Manchikanti, L., Staats, P.S., Singh, V., Schultz, D.M., Vilims, B.D., Jasper, J.F., Kloth, D.S., Trescot, A.M., Hansen, H.C., Falasca, T.D., Racz, G.B., Deer, T., Burton, A.W., Helm, S., Lou, L., Bakhit, C.E., Dunbar, E.E., Atluri, S.L., Calodney, A.K., Hassenbusch, S., Feler, C.A., (2003), Evidence-based practice guidelines for interventional techniques in the management of chronic spinal pain, Pain Physician, Vol.6, pp.3–80.
Manchikanti, L., Boswell, M.V., Singh, V., Pampati, V., Damron, K.S., Beyer, C.D., (2004), Prevalence of facet joint pain in chronic spinal pain of cervical, thoracic, and lumbar regions, BMC Musculoskelet Disord, Vol.5, p.15.
Roy, D.F., Fleury, J., Fontaine, S.B., Dussault, R.G., (1988), Clinical evaluation of cervical facet joint infiltration, Can Assoc Radiol J., Vol.39, No.2, pp.118-20.
Wiberg, J., (1992), Cervical disk defects. Results of surgical treatment of cervical vertebral radiculopathy, Tidsskr Nor Laegeforen, Vol.112, No.7, pp.876-80.

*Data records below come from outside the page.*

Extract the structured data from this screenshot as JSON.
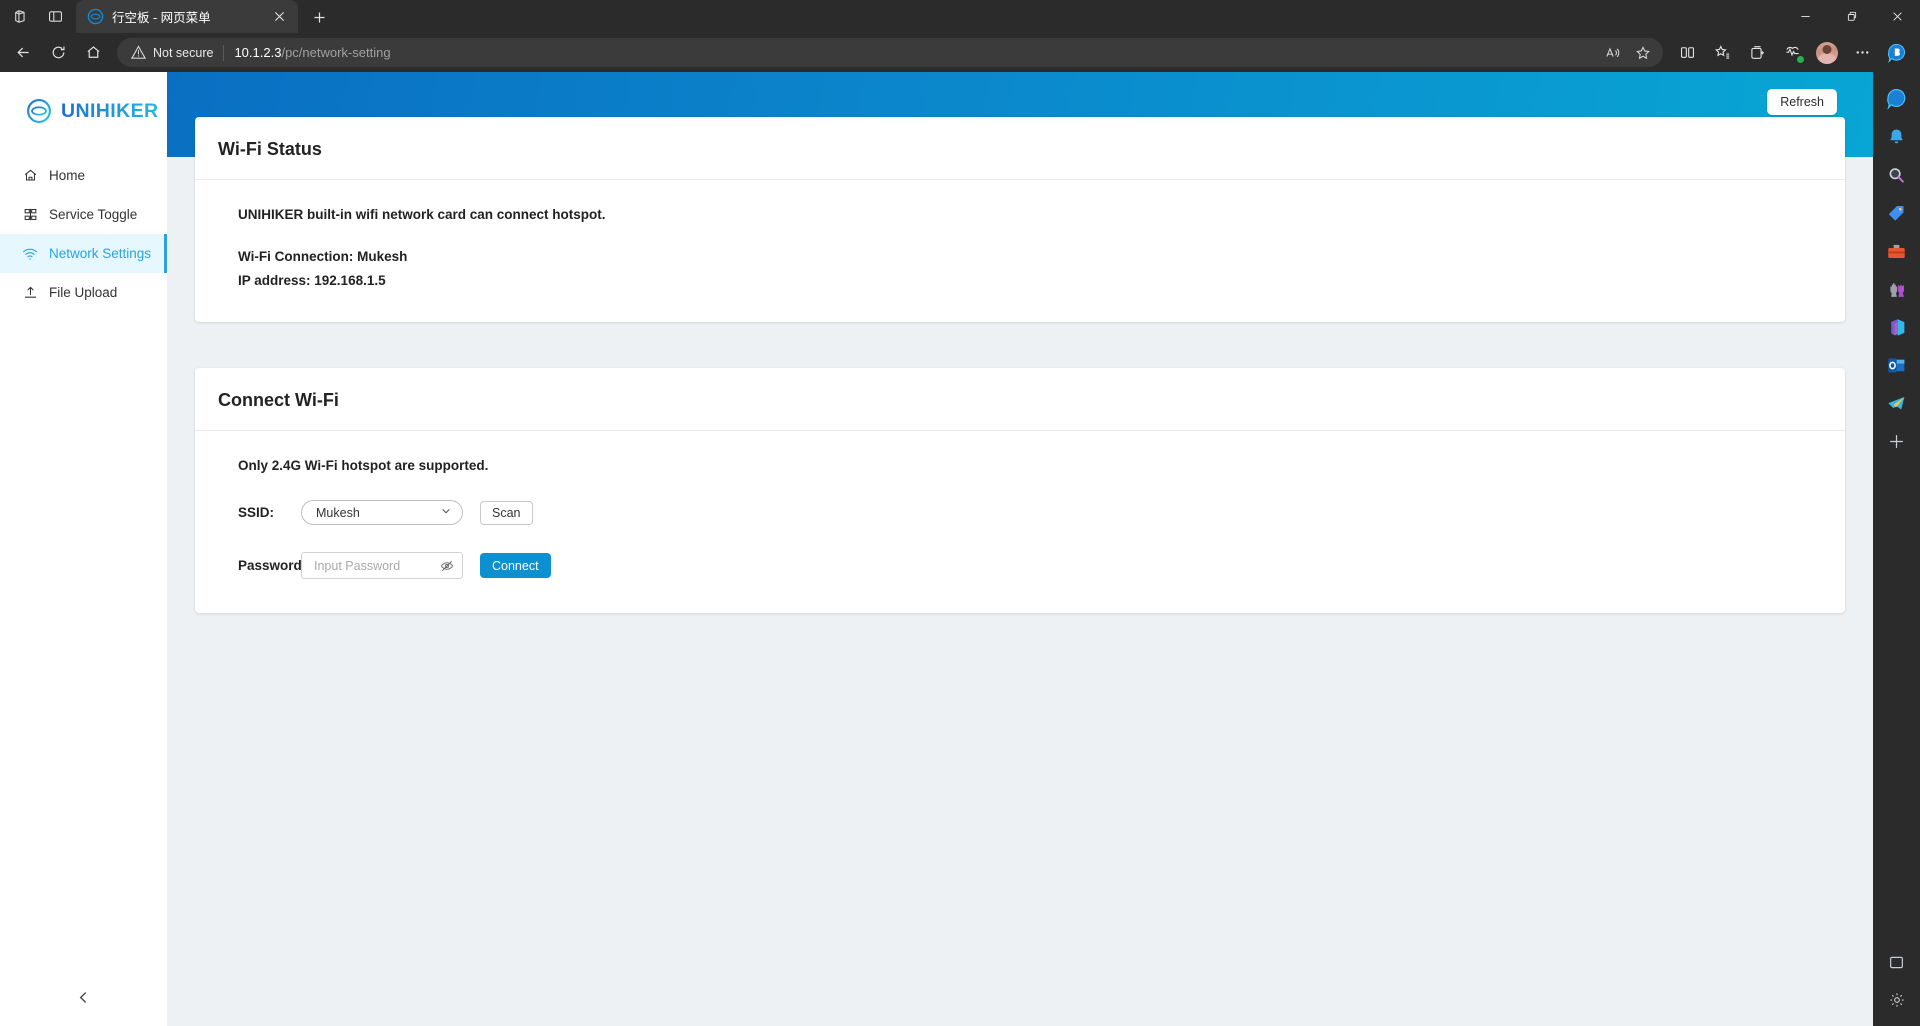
{
  "browser": {
    "tab": {
      "title": "行空板 - 网页菜单",
      "favicon": "unihiker-favicon"
    },
    "new_tab_label": "+",
    "window_controls": {
      "minimize": "minimize-icon",
      "maximize": "restore-icon",
      "close": "close-icon"
    },
    "address": {
      "security_label": "Not secure",
      "host": "10.1.2.3",
      "path": "/pc/network-setting",
      "full_url": "10.1.2.3/pc/network-setting"
    },
    "toolbar_icons": [
      "read-aloud-icon",
      "favorite-star-icon",
      "split-screen-icon",
      "favorites-icon",
      "collections-icon",
      "browser-essentials-icon",
      "profile-avatar",
      "settings-more-icon",
      "copilot-icon"
    ],
    "rail_icons": [
      "notifications-bell-icon",
      "search-icon",
      "shopping-tag-icon",
      "tools-toolbox-icon",
      "games-icon",
      "copilot-icon",
      "outlook-icon",
      "telegram-icon",
      "add-app-icon",
      "screenshot-icon",
      "settings-gear-icon"
    ]
  },
  "sidebar": {
    "logo_text": "UNIHIKER",
    "items": [
      {
        "label": "Home",
        "icon": "home-icon",
        "active": false
      },
      {
        "label": "Service Toggle",
        "icon": "grid-icon",
        "active": false
      },
      {
        "label": "Network Settings",
        "icon": "wifi-icon",
        "active": true
      },
      {
        "label": "File Upload",
        "icon": "upload-icon",
        "active": false
      }
    ],
    "collapse_label": "collapse-icon"
  },
  "header": {
    "refresh_label": "Refresh",
    "accent_start": "#0a6fc2",
    "accent_end": "#08a6d4"
  },
  "wifi_status": {
    "title": "Wi-Fi Status",
    "description": "UNIHIKER built-in wifi network card can connect hotspot.",
    "connection_line": "Wi-Fi Connection: Mukesh",
    "ip_line": "IP address: 192.168.1.5"
  },
  "connect_wifi": {
    "title": "Connect Wi-Fi",
    "note": "Only 2.4G Wi-Fi hotspot are supported.",
    "ssid_label": "SSID:",
    "ssid_value": "Mukesh",
    "scan_label": "Scan",
    "password_label": "Password:",
    "password_placeholder": "Input Password",
    "password_value": "",
    "connect_label": "Connect",
    "connect_color": "#0d90d0"
  }
}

Williams, J.L., Allen, M.B. Jr., Harkess, J.W., (1968), Late results of cervical discectomy and interbody fusion: some factors influencing the results, J Bone Joint Surg Am, Vol.50, No.2, pp.277-86.
Windsor, R.E., Nagula, D., Storm, S., Overton, A., Jahnke, S., (2003), Electrical stimulation induced cervical medial branch referral patterns, Pain Physician, Vol.6, No.4, pp.411-8.